In this stimulating and highly original study of the writing of American history, twenty-four scholars from eleven European countries explore the impact of writing history from abroad. Six distinguished scholars from around the world add their commentaries. Arguing that historical writing is conditioned, crucially, by the place from which it is written, this volume identifies the formative impact of a wide variety of institutional and cultural factors that are commonly overlooked. Examining how American history is written from Europe, the contributors shed light on how history is written in the United States, and, indeed, on the way history is written anywhere. The invative perspectives included in Historians across Borders are designed to reinvigorate American historiography as the rise of global and transnational history is creating a critical need to understand the impact of place on the writing and teaching of history. This book is designed for students in historiography, global and transnational history, and related courses in the United States and abroad, for US historians, and for anyone interested in how historians work.

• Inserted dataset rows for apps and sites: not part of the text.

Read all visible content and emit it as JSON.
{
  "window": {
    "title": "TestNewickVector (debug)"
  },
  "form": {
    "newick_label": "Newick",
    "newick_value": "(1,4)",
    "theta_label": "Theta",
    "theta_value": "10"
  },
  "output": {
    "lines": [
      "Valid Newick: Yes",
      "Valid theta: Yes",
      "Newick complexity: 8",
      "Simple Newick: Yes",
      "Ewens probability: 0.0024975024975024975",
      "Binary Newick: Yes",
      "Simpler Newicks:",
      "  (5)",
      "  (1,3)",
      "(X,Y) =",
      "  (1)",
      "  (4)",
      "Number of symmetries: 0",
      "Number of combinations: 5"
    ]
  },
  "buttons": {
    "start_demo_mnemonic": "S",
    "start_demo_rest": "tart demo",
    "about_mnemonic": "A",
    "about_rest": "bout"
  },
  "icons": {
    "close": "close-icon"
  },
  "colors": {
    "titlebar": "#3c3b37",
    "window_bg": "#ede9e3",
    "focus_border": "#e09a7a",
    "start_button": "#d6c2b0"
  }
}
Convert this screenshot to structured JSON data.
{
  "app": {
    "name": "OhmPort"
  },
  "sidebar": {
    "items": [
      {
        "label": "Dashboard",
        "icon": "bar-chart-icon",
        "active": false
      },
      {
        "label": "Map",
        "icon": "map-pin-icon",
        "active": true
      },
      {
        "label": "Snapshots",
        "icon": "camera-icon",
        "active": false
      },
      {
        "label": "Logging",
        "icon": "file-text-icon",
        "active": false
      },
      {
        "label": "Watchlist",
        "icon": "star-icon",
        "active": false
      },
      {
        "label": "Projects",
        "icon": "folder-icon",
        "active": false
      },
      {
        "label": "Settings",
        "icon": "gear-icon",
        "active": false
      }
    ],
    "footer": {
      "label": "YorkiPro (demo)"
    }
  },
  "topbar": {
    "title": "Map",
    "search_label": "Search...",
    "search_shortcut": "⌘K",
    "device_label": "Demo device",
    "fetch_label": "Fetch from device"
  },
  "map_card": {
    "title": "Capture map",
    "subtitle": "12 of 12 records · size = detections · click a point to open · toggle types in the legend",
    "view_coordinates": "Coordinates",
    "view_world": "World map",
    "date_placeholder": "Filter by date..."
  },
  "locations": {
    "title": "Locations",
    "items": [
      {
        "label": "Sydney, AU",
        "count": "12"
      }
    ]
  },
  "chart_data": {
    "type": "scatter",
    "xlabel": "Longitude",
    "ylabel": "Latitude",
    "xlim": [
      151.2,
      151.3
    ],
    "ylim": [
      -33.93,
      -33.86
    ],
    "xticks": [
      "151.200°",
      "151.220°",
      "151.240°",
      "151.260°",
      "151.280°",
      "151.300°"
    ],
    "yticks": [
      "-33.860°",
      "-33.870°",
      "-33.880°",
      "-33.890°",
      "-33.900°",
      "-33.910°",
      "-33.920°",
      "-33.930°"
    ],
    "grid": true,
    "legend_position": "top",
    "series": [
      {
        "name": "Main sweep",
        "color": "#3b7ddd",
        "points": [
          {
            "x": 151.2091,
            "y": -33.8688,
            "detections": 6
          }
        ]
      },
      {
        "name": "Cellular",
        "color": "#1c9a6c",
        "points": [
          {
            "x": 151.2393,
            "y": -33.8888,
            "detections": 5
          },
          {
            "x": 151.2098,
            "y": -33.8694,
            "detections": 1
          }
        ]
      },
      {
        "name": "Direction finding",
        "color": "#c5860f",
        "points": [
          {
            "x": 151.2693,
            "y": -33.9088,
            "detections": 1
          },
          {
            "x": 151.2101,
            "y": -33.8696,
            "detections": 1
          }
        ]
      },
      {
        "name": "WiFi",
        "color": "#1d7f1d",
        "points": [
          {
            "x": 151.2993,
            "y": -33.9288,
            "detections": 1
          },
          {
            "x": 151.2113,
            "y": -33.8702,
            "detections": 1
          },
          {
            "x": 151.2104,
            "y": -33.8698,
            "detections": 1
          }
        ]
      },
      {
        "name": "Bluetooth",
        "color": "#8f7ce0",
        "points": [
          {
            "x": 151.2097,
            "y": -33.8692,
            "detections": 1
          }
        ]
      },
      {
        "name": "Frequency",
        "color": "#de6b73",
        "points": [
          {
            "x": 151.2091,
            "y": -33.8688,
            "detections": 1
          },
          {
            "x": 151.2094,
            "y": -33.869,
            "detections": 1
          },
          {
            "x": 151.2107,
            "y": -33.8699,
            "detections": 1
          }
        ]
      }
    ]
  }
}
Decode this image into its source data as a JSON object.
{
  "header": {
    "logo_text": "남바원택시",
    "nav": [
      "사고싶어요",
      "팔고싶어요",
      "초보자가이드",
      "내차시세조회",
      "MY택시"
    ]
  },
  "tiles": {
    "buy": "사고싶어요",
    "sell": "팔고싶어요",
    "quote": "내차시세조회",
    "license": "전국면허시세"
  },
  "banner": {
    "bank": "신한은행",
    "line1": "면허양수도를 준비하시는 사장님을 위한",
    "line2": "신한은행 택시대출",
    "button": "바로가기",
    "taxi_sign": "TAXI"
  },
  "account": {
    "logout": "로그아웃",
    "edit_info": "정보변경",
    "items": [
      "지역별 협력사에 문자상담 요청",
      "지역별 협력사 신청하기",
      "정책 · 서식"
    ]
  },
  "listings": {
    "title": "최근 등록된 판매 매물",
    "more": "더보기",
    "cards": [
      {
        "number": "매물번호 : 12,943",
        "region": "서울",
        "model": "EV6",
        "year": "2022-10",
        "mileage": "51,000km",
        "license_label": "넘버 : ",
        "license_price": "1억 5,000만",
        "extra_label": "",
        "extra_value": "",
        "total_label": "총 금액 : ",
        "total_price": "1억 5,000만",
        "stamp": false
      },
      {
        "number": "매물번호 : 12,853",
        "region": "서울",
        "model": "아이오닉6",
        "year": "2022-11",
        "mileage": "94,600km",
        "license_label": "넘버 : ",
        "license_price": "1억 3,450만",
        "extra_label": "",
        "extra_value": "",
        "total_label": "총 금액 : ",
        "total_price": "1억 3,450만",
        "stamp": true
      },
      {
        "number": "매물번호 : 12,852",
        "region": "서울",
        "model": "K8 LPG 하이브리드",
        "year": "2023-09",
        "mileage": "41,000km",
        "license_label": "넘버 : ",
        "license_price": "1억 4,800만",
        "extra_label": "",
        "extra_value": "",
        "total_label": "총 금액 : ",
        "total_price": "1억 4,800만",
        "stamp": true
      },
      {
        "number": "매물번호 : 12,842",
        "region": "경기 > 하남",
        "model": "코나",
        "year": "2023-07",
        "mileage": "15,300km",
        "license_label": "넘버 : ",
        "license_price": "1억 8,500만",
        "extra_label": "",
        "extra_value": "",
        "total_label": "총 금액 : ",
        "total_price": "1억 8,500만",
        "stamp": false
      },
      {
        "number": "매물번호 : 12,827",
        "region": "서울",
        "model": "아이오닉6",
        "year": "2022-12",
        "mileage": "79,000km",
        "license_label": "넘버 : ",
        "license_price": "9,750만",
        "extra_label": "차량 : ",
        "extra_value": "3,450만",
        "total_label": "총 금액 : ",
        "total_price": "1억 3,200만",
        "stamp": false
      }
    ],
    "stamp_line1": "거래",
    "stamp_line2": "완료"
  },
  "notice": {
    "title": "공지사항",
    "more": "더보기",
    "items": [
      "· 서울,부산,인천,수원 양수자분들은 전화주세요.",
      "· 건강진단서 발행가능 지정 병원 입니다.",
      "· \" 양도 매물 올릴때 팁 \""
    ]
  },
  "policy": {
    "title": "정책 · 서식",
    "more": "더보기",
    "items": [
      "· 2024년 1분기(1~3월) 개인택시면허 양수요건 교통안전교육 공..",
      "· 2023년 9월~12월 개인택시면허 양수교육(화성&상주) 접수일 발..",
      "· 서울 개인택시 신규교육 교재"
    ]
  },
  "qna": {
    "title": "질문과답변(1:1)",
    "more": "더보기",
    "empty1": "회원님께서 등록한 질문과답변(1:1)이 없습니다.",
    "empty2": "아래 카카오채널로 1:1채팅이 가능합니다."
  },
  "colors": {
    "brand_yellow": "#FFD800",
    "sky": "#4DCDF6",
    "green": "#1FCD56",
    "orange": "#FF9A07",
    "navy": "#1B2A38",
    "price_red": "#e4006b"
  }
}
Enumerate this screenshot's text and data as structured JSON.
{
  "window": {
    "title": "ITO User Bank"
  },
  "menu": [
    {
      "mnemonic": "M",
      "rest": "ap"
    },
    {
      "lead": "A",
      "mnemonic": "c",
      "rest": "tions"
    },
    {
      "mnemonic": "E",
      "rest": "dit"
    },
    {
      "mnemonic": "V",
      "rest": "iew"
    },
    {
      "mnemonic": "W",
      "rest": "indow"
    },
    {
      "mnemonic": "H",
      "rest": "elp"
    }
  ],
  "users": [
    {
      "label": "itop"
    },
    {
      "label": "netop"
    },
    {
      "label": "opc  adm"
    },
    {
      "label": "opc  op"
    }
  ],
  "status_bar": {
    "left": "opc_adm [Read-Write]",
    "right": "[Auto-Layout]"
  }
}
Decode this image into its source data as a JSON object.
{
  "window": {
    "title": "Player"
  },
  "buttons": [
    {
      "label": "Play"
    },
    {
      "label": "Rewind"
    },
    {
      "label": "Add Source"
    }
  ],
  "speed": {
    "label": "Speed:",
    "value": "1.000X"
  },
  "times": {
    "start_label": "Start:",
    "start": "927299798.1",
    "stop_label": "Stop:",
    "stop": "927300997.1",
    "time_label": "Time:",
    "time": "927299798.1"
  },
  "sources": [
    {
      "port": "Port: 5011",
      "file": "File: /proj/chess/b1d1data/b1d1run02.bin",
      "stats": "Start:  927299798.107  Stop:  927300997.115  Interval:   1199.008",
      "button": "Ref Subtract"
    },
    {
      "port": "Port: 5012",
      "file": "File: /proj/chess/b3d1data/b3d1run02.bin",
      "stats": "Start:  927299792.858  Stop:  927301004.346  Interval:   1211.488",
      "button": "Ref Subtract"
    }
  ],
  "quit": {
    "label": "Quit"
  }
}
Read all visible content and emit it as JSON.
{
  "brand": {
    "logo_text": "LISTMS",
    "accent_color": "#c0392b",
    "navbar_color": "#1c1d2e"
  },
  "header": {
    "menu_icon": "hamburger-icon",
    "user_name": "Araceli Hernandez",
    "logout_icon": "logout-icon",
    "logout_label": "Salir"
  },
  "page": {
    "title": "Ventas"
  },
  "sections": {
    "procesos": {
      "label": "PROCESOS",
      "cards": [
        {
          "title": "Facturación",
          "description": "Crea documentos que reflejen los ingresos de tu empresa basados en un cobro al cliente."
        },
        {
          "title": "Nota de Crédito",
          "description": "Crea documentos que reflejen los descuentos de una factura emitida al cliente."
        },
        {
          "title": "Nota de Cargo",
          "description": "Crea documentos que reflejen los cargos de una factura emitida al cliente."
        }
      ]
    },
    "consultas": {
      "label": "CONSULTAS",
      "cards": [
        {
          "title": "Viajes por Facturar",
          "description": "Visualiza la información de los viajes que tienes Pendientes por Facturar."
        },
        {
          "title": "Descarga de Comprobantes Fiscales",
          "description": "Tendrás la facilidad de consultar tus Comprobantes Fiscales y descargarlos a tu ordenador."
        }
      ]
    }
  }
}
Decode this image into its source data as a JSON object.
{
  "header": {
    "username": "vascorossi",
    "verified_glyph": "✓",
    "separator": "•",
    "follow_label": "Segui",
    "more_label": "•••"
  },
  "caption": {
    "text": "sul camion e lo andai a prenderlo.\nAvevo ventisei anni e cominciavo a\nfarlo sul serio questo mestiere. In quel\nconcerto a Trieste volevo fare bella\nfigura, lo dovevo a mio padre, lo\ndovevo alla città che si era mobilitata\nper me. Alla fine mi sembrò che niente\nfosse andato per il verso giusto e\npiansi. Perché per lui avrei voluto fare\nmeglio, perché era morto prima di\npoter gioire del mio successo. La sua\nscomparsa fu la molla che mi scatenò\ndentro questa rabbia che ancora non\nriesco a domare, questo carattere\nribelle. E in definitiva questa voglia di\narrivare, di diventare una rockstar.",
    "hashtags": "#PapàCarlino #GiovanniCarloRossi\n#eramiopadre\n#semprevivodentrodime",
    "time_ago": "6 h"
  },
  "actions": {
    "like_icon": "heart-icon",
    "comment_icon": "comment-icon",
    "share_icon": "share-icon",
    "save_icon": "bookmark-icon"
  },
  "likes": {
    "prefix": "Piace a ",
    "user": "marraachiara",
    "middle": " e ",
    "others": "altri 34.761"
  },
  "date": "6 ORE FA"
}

Nicolas Barreyre is Associate Professor in American History at the Ecole des hautes etudes en sciences sociales (EHESS) in Paris and author of The Politics of Economic Crises: The Panic of 1873, the End of Reconstruction, and the Realignment of American Politics (2011). Michael Heale is Emeritus Professor of American History at Lancaster University, a member of the Rothermere American Institute at Oxford, and author of Contemporary America: Power, Dependency and Globalization since 1980 (2011). Stephen Tuck is University Lecturer in American History at the University of Oxford and author of We Ain't What We Ought to Be: The Black Freedom Struggle from Emancipation to Obama (2010). Cecile Vidal is Associate Professor of History at the Ecole des hautes etudes en sciences sociales (EHESS), director of the Center for North American Studies, and editor of Louisiana: Crossroads of the Atlantic World (2013).